Avvo has First Amendment right to publish lawyer listings, Chicago federal court rules
Avvo, an online attorney directory, does not violate an Illinois law that bars the use of someone’s identity for commercial purposes without permission, a federal judge there ruled Monday.
The listings shouldn’t be considered commercial speech, U.S. District Court Judge Robert W. Gettleman wrote in his order (PDF) dismissing the class action lawsuit, the Cook County Record reports. Instead, the site is like a newspaper or magazine or the Yellow Pages, in which advertisements can be placed and which are protected by the First Amendment.
“The court agrees with defendant that to hold otherwise would lead to the unintended result that any entity that publishes truthful newsworthy information about individuals such as teachers, directors and other professionals, such as a newspaper or yellow page directory, would risk civil liability simply because it generated revenue from advertisements placed by others in the same field,” Gettleman wrote in the order.

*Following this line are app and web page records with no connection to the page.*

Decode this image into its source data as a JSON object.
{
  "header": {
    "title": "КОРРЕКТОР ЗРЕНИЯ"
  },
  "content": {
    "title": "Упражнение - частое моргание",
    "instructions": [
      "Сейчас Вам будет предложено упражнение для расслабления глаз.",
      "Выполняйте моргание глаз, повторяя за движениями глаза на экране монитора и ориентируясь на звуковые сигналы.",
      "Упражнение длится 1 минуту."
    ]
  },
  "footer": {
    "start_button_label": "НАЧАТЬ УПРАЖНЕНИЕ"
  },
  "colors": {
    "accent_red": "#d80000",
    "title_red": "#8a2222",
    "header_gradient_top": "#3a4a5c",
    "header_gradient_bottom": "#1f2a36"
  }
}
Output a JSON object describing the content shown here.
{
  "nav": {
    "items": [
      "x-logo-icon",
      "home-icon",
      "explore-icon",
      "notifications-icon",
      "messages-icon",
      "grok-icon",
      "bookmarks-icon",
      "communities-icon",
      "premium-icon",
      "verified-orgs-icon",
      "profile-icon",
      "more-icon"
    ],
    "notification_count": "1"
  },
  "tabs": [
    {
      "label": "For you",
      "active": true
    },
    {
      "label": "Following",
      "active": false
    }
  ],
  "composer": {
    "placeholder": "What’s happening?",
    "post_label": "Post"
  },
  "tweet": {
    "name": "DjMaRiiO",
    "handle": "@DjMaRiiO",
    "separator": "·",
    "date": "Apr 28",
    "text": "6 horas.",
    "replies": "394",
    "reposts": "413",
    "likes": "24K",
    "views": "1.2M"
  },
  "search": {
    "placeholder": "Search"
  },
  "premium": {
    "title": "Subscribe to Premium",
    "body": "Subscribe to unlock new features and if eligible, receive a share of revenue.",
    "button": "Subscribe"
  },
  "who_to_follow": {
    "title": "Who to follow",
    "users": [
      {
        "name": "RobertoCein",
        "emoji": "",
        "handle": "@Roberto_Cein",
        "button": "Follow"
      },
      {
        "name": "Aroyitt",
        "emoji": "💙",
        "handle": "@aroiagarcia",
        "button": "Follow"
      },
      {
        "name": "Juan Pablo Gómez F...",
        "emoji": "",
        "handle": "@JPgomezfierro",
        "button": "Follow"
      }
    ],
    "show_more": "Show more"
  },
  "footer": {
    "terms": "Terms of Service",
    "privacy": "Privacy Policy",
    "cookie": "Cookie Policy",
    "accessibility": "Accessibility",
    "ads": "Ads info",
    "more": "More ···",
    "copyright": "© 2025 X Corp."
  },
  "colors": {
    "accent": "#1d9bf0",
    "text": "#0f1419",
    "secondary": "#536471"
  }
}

The case was initially filed on behalf of Chicago lawyer Moria Bernstein, although she was replaced as lead plaintiff by John Vrdolyak in May, the Cook County Record reported.
In February, the plaintiff’s attorney Thomas Zimmerman, told the ABA Journal that Avvo sells advertising to competing lawyers utilizing the “likeness” of an attorney, with or without a photograph, that is established on an Avvo profile page. The profile lists the attorney’s name and professional credentials without the attorney’s permission, and then competitors pay to put their own ads on the attorney’s Avvo page, Zimmerman said. “In order to stop that, Avvo requires that you pay them a fee.”
Plaintiffs argued that their claim against Avvo was not unlike another Illinois’ Right of Publicity Act lawsuit, where the court found that the statute was violated when the Jewel supermarket chain placed an advertisement honoring the former Chicago Bulls player Michael Jordan’s induction into the Basketball Hall of Fame in a Sports Illustrated commemorative issue about the induction, the Cook County record reports. In that case, the Chicago-based 7th U.S. Circuit Court of Appeals found that the ad was commercial speech subject to reduced First Amendment protection.
However, “Jewel’s ad did not convert the entire commemorative issue into commercial speech. Nor do the Sponsored Listings turn the entire attorney directory into commercial speech,” Gettleman’s Sept. 12 order states. “Consequently, the court concludes that defendant’s publications are fully protected by the First Amendment.”
A similar lawsuit filed against Avvo in federal court in San Francisco in 2015 was dropped in August after Avvo filed a motion to strike under California’s strategic lawsuit against public participation law, Lawsites by Robert Ambrogi reported at the time.
Updated Sept. 16 to note the dropped California suit.